First some brief background. Broadly speaking the diagnostics industry is about $100 billion in revenues (products and services) and is considered the fastest growing medtech sub-sector. In 2010 VC’s invested approximately $500 million in 60 new diagnostics companies – thus you can see why I have been saying for some time now that there is a renaissance in diagnostics underway.
The impact of new diagnostic technologies will improve clinicians’ abilities to predict, monitor and treat all of us. Given the ageing population (people over 65 test 5x more frequently than all others), the volume of tests is expected to explode. And fortunately credible diagnostic tests can avoid unnecessary treatments thereby lowering overall cost of care. Specifically, “companion” diagnostics (those tests wedded to specific therapies) are expected to reduce cost of care by $15 billion annually when fully deployed. More shockingly, drugs are only effective roughly 50% of the time they are used; in cancer the efficacy rate is around 22% (36% for surgical procedures) which means nearly $39 billion of treatment is wasted. Effective diagnostic tests will dramatically improve that.
Some of the other highlights and possible conclusions from the dialogue that night were:
- The cost to sequence the genome is nowhere near the mythical $1,000 target – which ironically is comparable to the cost of an MRI or CAT scan – which would you rather have? The sequencing field is dominated by technologists who have over-hyped the value of unit of genomic data.
- George Church observed that people will spend $10k per year on insurance but over a 70+ year life span are not comfortable spending ~$10k for their genome to be sequenced. Quite ironic.
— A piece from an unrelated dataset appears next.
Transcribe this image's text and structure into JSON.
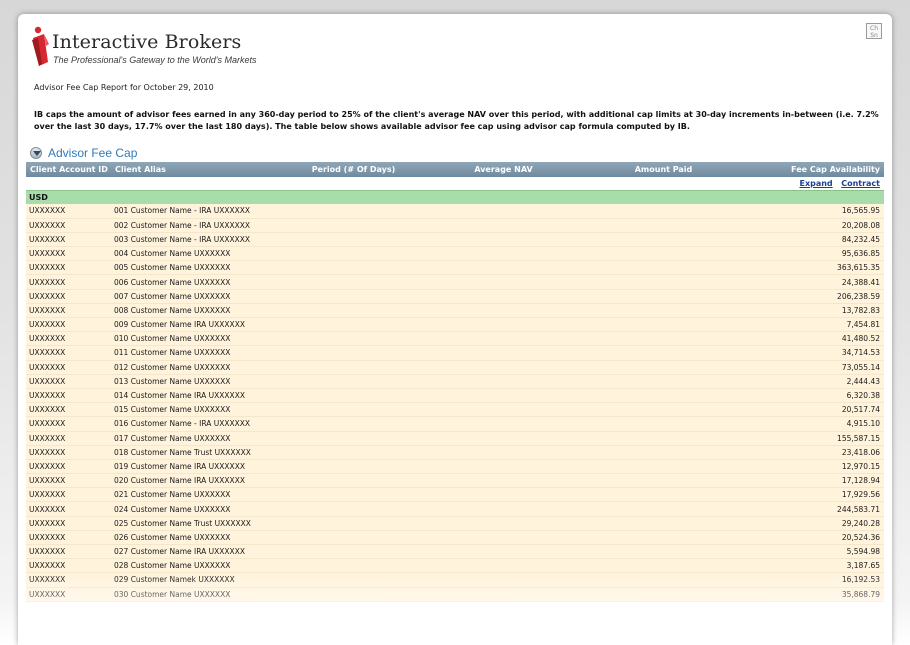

- The cost of data storage will far outstrip the actual cost of sequencing which is emerging as the real issue in this field. It may be cheaper – at some point – to simply re-sequence you every time you need your genomic data rather than storing the data! Others felt that babies will be discharged from the maternity ward with their genome on a CD at some point.
- This means there may be some exciting business opportunities in managing one’s genetic data so that it can be interrogated in appropriate and timely ways.
- Facebook will be very important in the field of genomics. In addition to organizing people by certain traits and diseases more efficiently and effectively, it may drive people to adopt EMR (electronic medical records). A theme I am excited about is the transition from a doctor-centric healthcare delivery system to a patient-centric one; maybe Facebook drives that?
- Advertising – what are the opportunities as we better understand our genomes? Clearly there is a near-term direct opportunity as disease states and risk profiles are better understood – with very murky legal and political risks. But what about indirect opportunities? Will people sharing the same genetic mutation be inclined to buy red cars? Would Ford pay for that information? You bet – and probably a lot. Gets very tricky but is fortunately quite far over the horizon so we have plenty of time to sort it all out.
- Everyone agreed that all cognitive therapies (psychologists, etc) are way undervalued.
- And David Altshuler smartly observed that we have yet to find someone without DNA – so this will affect all of us.
My next dinner will be with this group and the search engine marketing group we convened last fall. That will be really interesting!